Please give the listing underneath again, exactly as shown.
┌──
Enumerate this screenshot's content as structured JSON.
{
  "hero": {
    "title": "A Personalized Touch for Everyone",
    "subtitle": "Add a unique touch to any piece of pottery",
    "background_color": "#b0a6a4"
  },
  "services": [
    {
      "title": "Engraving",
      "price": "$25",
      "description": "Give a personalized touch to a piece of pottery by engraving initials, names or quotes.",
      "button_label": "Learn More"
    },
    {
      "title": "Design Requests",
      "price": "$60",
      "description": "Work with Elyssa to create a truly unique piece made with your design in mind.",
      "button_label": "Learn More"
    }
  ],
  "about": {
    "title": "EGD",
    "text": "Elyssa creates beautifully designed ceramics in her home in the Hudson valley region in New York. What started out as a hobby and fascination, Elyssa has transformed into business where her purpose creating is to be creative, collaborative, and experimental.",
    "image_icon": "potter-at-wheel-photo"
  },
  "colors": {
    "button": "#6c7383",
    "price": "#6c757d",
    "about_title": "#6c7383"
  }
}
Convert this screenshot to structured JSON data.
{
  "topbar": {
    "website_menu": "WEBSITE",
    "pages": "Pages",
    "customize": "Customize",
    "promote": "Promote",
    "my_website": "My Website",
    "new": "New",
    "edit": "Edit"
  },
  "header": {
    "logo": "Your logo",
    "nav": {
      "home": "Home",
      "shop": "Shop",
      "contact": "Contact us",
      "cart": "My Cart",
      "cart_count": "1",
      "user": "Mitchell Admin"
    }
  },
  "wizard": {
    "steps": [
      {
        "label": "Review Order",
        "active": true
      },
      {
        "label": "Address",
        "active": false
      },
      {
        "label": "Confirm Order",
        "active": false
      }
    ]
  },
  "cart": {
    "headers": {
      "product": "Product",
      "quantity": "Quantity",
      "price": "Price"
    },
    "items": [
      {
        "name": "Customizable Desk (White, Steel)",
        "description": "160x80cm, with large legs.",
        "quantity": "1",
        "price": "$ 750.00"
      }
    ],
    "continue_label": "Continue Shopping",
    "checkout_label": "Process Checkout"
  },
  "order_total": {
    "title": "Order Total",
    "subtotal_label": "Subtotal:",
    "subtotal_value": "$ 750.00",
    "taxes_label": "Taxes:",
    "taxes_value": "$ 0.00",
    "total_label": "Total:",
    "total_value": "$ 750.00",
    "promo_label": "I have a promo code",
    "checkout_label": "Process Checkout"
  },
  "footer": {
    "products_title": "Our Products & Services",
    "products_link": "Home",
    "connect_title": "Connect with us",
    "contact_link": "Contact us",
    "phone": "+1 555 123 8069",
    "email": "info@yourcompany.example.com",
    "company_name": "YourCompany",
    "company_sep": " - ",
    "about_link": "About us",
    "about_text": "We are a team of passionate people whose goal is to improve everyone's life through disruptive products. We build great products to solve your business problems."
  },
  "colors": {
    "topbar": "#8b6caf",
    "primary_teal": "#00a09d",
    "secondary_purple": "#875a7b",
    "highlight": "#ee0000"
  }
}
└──
Your solution
Enumerate this screenshot's content as structured JSON.
{
  "hero": {
    "title": "A Personalized Touch for Everyone",
    "subtitle": "Add a unique touch to any piece of pottery",
    "background_color": "#b0a6a4"
  },
  "services": [
    {
      "title": "Engraving",
      "price": "$25",
      "description": "Give a personalized touch to a piece of pottery by engraving initials, names or quotes.",
      "button_label": "Learn More"
    },
    {
      "title": "Design Requests",
      "price": "$60",
      "description": "Work with Elyssa to create a truly unique piece made with your design in mind.",
      "button_label": "Learn More"
    }
  ],
  "about": {
    "title": "EGD",
    "text": "Elyssa creates beautifully designed ceramics in her home in the Hudson valley region in New York. What started out as a hobby and fascination, Elyssa has transformed into business where her purpose creating is to be creative, collaborative, and experimental.",
    "image_icon": "potter-at-wheel-photo"
  },
  "colors": {
    "button": "#6c7383",
    "price": "#6c757d",
    "about_title": "#6c7383"
  }
}
Convert this screenshot to structured JSON data.
{
  "topbar": {
    "website_menu": "WEBSITE",
    "pages": "Pages",
    "customize": "Customize",
    "promote": "Promote",
    "my_website": "My Website",
    "new": "New",
    "edit": "Edit"
  },
  "header": {
    "logo": "Your logo",
    "nav": {
      "home": "Home",
      "shop": "Shop",
      "contact": "Contact us",
      "cart": "My Cart",
      "cart_count": "1",
      "user": "Mitchell Admin"
    }
  },
  "wizard": {
    "steps": [
      {
        "label": "Review Order",
        "active": true
      },
      {
        "label": "Address",
        "active": false
      },
      {
        "label": "Confirm Order",
        "active": false
      }
    ]
  },
  "cart": {
    "headers": {
      "product": "Product",
      "quantity": "Quantity",
      "price": "Price"
    },
    "items": [
      {
        "name": "Customizable Desk (White, Steel)",
        "description": "160x80cm, with large legs.",
        "quantity": "1",
        "price": "$ 750.00"
      }
    ],
    "continue_label": "Continue Shopping",
    "checkout_label": "Process Checkout"
  },
  "order_total": {
    "title": "Order Total",
    "subtotal_label": "Subtotal:",
    "subtotal_value": "$ 750.00",
    "taxes_label": "Taxes:",
    "taxes_value": "$ 0.00",
    "total_label": "Total:",
    "total_value": "$ 750.00",
    "promo_label": "I have a promo code",
    "checkout_label": "Process Checkout"
  },
  "footer": {
    "products_title": "Our Products & Services",
    "products_link": "Home",
    "connect_title": "Connect with us",
    "contact_link": "Contact us",
    "phone": "+1 555 123 8069",
    "email": "info@yourcompany.example.com",
    "company_name": "YourCompany",
    "company_sep": " - ",
    "about_link": "About us",
    "about_text": "We are a team of passionate people whose goal is to improve everyone's life through disruptive products. We build great products to solve your business problems."
  },
  "colors": {
    "topbar": "#8b6caf",
    "primary_teal": "#00a09d",
    "secondary_purple": "#875a7b",
    "highlight": "#ee0000"
  }
}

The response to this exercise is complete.